Anti-hunger groups say the pandemic has exacerbated food insecurity in Minnesota. They want state lawmakers to adopt short-term and long-term changes as they respond to greater demands for food donations. (Adobe Stock)
January 6, 2021
ST. PAUL, Minn. — Minnesota lawmakers have kicked off the 2021 session, with pandemic-related issues commanding most of the attention. Advocates of specific proposals, some directly connected to the crisis, hope to see some movement.

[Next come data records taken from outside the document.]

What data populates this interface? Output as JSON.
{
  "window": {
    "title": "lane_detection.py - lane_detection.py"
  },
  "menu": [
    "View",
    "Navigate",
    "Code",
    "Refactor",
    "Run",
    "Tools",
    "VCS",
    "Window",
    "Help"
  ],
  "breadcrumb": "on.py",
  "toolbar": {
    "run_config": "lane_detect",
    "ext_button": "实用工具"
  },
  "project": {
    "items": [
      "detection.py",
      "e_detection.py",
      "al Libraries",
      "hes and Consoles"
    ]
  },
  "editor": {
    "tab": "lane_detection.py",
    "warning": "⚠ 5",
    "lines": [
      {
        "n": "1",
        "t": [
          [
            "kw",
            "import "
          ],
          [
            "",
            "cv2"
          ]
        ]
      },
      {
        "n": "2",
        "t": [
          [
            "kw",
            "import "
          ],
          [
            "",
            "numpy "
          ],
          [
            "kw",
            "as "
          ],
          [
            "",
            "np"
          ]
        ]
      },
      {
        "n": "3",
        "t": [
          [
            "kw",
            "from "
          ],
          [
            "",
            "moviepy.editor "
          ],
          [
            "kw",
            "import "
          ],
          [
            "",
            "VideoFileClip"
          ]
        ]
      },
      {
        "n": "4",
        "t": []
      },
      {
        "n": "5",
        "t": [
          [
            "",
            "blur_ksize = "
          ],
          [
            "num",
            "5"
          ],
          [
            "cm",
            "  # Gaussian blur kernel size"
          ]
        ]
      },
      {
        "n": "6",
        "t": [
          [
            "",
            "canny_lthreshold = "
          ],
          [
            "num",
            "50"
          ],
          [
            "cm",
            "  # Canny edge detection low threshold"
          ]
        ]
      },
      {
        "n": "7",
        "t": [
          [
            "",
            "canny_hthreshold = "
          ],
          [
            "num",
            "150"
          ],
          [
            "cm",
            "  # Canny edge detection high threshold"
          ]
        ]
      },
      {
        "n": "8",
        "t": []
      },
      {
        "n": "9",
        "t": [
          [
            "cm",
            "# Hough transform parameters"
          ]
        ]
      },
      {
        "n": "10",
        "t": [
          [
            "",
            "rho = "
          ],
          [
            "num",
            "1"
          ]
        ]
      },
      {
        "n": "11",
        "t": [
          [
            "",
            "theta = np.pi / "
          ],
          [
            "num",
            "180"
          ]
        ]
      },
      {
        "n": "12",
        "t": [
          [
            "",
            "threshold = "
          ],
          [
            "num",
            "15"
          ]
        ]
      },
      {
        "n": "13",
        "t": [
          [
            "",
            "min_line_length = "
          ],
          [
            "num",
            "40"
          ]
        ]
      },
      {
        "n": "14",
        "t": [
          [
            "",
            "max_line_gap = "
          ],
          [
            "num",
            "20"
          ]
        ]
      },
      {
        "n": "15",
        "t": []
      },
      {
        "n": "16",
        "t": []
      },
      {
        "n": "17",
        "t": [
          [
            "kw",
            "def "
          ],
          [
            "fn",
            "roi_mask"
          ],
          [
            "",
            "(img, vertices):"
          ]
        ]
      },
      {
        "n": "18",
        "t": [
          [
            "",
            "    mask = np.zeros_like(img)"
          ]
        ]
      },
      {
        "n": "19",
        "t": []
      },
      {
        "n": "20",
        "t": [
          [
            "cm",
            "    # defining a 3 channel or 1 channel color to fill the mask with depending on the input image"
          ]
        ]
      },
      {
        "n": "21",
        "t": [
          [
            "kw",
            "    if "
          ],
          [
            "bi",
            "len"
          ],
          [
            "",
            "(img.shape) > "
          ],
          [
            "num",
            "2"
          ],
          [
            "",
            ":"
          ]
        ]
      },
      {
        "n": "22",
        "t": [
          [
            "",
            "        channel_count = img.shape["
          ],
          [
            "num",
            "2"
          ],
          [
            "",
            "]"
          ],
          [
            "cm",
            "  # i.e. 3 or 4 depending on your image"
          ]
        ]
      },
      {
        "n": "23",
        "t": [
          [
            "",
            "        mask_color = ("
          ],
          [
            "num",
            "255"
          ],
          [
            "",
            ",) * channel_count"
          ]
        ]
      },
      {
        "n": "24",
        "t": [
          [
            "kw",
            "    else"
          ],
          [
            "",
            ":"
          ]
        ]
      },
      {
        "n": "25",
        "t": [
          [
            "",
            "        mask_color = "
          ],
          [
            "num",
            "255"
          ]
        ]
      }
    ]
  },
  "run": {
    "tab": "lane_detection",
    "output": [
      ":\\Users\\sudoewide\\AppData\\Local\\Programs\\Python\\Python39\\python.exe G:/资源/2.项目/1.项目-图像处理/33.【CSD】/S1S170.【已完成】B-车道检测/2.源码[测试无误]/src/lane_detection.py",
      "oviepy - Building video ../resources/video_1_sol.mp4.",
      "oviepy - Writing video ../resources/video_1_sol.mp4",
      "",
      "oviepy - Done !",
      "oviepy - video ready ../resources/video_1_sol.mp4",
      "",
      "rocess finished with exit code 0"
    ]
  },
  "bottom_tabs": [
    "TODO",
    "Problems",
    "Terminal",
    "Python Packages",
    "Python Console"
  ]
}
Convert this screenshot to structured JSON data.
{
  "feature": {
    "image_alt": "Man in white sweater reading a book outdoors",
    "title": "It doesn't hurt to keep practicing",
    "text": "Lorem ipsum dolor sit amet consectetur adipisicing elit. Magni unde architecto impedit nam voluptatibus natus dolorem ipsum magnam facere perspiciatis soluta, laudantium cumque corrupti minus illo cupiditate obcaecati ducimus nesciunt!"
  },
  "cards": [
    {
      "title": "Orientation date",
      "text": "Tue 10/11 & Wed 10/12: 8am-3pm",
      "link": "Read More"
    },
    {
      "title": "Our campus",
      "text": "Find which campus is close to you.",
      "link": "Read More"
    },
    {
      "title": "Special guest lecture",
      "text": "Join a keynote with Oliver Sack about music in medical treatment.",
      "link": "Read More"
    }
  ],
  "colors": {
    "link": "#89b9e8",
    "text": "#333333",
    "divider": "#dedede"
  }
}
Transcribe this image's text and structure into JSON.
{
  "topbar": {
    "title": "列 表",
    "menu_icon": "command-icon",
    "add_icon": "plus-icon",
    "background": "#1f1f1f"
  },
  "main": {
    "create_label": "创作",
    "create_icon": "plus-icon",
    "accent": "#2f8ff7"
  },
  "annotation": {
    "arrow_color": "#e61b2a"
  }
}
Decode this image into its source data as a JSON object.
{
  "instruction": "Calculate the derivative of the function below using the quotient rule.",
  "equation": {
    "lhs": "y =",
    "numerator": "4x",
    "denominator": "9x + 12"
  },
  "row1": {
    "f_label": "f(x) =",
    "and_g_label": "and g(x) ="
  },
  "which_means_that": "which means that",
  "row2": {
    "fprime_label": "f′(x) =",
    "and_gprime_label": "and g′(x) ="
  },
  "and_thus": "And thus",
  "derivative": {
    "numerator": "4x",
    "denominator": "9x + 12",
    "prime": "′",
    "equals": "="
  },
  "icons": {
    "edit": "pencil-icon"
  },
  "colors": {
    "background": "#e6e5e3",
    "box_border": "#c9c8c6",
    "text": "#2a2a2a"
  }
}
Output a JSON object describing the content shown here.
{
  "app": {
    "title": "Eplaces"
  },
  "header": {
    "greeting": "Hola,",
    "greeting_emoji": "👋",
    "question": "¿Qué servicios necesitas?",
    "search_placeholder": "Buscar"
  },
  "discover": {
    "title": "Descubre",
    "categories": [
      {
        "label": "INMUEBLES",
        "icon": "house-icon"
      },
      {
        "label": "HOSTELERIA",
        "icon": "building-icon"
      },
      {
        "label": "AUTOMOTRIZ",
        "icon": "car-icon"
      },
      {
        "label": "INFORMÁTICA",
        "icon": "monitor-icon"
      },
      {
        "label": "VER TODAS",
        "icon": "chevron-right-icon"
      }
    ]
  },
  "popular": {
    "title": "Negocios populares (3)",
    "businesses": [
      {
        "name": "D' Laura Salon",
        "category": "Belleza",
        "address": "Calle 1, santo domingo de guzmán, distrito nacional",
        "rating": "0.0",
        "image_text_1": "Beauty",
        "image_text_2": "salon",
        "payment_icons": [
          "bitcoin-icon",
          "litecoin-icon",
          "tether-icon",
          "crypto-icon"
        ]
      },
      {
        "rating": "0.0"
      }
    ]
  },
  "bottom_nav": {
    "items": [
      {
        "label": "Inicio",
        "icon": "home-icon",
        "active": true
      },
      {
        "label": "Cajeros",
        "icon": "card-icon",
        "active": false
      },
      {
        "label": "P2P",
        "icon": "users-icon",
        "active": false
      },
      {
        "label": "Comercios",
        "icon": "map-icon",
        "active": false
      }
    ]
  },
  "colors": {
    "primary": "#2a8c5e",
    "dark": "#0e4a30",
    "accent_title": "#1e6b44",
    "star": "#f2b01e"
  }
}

The pandemic has shed new light on hunger in Minnesota and across the country. Hunger Solutions Minnesota estimates local food shelves saw 3.75 million visitors last year, the highest ever. Leah Gardner, the group’s policy director, said there’s also strong demand for the federal Supplemental Nutrition Assistance Program (SNAP), and they’d like the state to adjust eligibility requirements.
“We want to increase the income threshold, which I think is a perfect thing for us to do at the state level,” she said, “because we can get more families eligible by making a state-level change.”
Because it’s federally funded, Gardner said, it wouldn’t add costs for Minnesota. For the long term, Hunger Solutions wants all students to have access to free school meals, not just those who qualify. She said that could keep families from struggling with lunch debt if they suddenly fall into poverty. However, legislative leaders have questioned whether that can be addressed amid other budget demands.
Supporters of an Equal Rights Amendment say they’re pushing again for adoption of a state bill. The federal amendment, which prohibits discrimination based on sex, reached a milestone in 2019 when Virginia became the last state needed to ratify the proposal. Minnesota joined the federal movement early on, but it’s been a struggle to get a state change approved.
Heather Allison, president of ERA Minnesota, said they’re not giving up.
“We are back to square one,” she said. “We have to get new bill numbers, new bill authors.”
Most opposition has been in the Senate, where some Republicans have questioned past bills including the word “gender,” saying it could open the door to debates about transgender individuals using facilities designated for the opposite sex. Allison said they’ve worked with lawmakers on the language. She also noted that some newly elected Senate Republicans have signaled their support.